The ‘Spitting Eagle’ 1983-P Quarter is easily recognized by the raised line caused by the ‘declined coining die’. This line appears beneath the eagle’s beak on the reverse side of the coin. This inconsistency makes the eagle appear to be spitting, just like the 1891-CC VAM-4 Spitting Eagle Morgan Dollar.
While this variety is considered rare and is usually worth face value, a collection of the ‘Spitting Eagle’ 1983-P Washington quarters may be a valuable investment. The Philadelphia Mint struck over 673.5 million 1983 quarters, but fewer than a thousand have been graded by PCGS. Of these, eleven have been graded MS-67 by PCGS. The raised line on the eagle’s mouth is an indication that the coining die is deteriorated, making the eagle appear’spitting’.

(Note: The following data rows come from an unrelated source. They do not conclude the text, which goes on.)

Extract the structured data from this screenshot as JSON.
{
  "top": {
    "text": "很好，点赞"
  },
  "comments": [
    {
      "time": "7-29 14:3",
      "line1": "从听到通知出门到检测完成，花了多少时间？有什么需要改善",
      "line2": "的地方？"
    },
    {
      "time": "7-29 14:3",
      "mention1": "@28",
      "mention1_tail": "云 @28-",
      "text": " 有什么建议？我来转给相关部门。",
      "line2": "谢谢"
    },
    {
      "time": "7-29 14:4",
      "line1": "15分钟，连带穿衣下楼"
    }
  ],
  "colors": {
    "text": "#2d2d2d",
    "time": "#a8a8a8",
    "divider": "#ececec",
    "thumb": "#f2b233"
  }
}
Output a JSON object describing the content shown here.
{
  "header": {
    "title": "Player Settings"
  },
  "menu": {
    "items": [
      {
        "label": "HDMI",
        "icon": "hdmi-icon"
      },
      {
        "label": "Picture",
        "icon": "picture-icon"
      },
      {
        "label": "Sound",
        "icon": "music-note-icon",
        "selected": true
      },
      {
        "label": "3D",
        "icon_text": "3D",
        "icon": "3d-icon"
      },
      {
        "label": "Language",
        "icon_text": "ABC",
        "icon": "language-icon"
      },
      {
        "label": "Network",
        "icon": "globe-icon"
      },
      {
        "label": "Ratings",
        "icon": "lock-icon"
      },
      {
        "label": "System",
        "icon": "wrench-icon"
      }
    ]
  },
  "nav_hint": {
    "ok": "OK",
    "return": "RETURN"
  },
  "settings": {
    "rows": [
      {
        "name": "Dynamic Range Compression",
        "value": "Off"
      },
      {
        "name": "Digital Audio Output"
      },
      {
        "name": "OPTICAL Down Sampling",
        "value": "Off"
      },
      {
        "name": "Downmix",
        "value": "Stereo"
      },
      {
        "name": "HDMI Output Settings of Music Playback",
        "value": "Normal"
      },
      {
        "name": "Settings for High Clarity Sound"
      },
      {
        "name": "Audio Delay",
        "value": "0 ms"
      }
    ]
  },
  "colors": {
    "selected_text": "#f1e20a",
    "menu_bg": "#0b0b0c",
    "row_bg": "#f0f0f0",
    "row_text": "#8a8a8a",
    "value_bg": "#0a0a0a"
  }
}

While many modern U.S. coins feature a striking design, many aren’t striking at all. These weak strikes often result in details being missing, and a coin with a ‘Spitting Eagle’ die-clash is particularly rare. The raised vertical line between the Eagle’s mouth and wing’s top is a telltale sign of a ‘Spitting Eagle’ coin.
There are many ways to grade a coin. A perfect MS-67 1983-P Washington quarter is rare and worth $10 to $20. It is possible to find a single piece worth over a thousand dollars if you know where to look. The same is true for uncirculated 1970-S quarters. A few rare 1970-S coins have fetched as much as $110 at auction. Those with a higher grade may earn more money than the average, but the ‘M’ graded coin will bring you more.